AMD Ryzen discussion


#182

Well for anyone interested I finally gave up. While benchmarking apps showed a 15%-20% performance penalty (which sucks but for me is livable) some games I tried (like Grim Dawn) went from 60fps native to 15fps. The cause of both (the 20% and the gaming degradation) is apparently a bug with the Linux KVM Hypervisor and Ryzen.

The other Linux hypervisor (Xen) was supposed to get me much better performance (due to not having that bug) but the version that comes with Ubuntu doesn’t support Ryzen, and building the newest versions wasn’t working for me for whatever reasons.

Since the KVM bug is a software bug that can be fixed, I’ll probably try again in another 6-8 months (I have the hardware so why not) but for now it’s windows native with a Linux VM for me.


#183

Fuck me. I spent so much time trying to get the GPU passthrough setup I didn’t really do basic stuff with the processor, like Gaming.

It all started with me having hard locks when running the Unige Heaven benchmark. 100% of the time it would get to this one spot and my whole computer would hard lock with the display going black. Even in a virtual machine it would go black, and eventually my Linux host would freeze (though not right away, and if music was playing with spotify the music would oddly keep playing).

3dmark would run fine so I thought it was just a weird issue with the Heaven benchmark (dumb assumption I know) but I ignored it. Fast forward to today where I’m playing Grim Dawn and the same thing happens.

I know it’s not my video card, because I’ve had this R9 Fury for almost a year now and never had an issue. I do some gooogling and find instability with original batches of Ryzen (https://www.phoronix.com/scan.php?page=article&item=new-ryzen-fixed&num=1) where Linux users could easily reproduce a segmentation fault compiling GCC over and over again (https://github.com/suaefar/ryzen-test). I run this test and lo and behold it fails within a minute :-/.

The processor has 1726SUS on it, which apparently means it was made the 26th week of this year, so it’s one of the early batches. Sent an email to AMD and hopefully they replace it quiickly without hassle :(


#184

Damn. Sorry to hear about the bad luck fighting the bleeding edge on this one. GL.


#185

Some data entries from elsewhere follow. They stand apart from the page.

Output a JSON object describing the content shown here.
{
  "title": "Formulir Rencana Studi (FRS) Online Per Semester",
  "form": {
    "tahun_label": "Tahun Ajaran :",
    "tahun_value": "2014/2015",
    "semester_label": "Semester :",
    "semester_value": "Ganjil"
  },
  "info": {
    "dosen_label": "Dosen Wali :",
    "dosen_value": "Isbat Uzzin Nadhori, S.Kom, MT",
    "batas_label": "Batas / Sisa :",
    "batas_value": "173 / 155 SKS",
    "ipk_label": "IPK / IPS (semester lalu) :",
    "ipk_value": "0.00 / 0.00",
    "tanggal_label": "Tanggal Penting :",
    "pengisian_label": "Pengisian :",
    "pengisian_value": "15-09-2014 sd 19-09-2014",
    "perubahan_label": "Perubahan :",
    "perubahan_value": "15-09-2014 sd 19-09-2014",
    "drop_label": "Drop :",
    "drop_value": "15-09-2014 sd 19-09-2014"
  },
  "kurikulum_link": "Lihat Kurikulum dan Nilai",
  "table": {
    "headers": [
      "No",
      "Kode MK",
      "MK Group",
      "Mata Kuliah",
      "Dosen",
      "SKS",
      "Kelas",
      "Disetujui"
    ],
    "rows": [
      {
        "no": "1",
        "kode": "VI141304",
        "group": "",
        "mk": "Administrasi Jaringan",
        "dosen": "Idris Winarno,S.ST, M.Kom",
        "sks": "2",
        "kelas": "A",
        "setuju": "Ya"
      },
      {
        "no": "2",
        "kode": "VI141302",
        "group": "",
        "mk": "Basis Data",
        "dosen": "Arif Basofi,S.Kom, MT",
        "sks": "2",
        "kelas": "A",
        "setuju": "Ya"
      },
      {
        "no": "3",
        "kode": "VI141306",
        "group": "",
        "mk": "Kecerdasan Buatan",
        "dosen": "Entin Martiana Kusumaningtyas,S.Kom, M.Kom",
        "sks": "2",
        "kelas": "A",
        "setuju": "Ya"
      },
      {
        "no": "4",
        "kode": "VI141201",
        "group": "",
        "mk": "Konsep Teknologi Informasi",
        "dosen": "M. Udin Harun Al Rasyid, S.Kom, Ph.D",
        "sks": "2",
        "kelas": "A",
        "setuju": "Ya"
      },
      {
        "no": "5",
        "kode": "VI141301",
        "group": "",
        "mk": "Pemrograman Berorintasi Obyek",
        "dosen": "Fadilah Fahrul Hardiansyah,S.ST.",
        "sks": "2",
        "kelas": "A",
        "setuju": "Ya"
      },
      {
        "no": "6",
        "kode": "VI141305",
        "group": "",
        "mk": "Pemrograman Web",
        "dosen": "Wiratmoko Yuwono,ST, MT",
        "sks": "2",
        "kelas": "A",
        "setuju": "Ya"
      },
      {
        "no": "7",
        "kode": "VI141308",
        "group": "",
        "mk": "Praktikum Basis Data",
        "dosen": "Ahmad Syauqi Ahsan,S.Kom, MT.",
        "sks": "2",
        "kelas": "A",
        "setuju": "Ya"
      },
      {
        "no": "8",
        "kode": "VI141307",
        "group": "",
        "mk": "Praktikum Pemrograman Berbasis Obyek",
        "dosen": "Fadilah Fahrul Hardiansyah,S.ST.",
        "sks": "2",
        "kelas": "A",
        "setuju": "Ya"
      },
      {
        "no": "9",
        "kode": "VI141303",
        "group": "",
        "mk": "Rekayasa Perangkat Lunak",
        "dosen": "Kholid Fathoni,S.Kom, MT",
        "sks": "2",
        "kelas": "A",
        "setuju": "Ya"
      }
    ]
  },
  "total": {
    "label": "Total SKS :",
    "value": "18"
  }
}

I’ll give props to AMD customer service at least. I emailed them Monday night with all my info and saying I think I have the early batch seg fault bug. By the time I woke up they gave me an RMA form to fill out. Wednesday morning I woke up with a fedex label and mailed it off. They received it thursday and my replacement came today (Friday). Unfortunately, I was on the way out the door to go out of town when it came so I haven’t been able to test it out.


#186

Hey look!

Judging from our results with the i7-8700K, we have a meaningful change from what we’ve come to expect from Intel. Its flagship processor gets a jump in core/thread count and the numbers show how much of an improvement it makes in CPU-heavy tasks that are able to leverage more than four cores.

However, there isn’t much to point to when it comes to performance in gaming, since games are heavily reliant on the GPU and aren’t geared to take advantage of more than four CPU cores quite yet.


#187

You quoted yourself from May saying something that literally no one on the thread disagreed with just to pat yourself on the back?

Who in the world was claiming that a 6th core was what they really needed for 4k gaming or whatever?


#188

Hey guys, just because Coffee Lake supports 64GB of RAM and that can be useful if you have a lot of virtual machines running or other RAM intensive tasks, having 64GB of RAM will not matter for running Overwatch.

I will quote myself in 6 months when history proves this bold statement prescient.


#189

Skylake has supported 64GB for quite some time and it was the first Intel consumer chip to bump the limit from 32GB.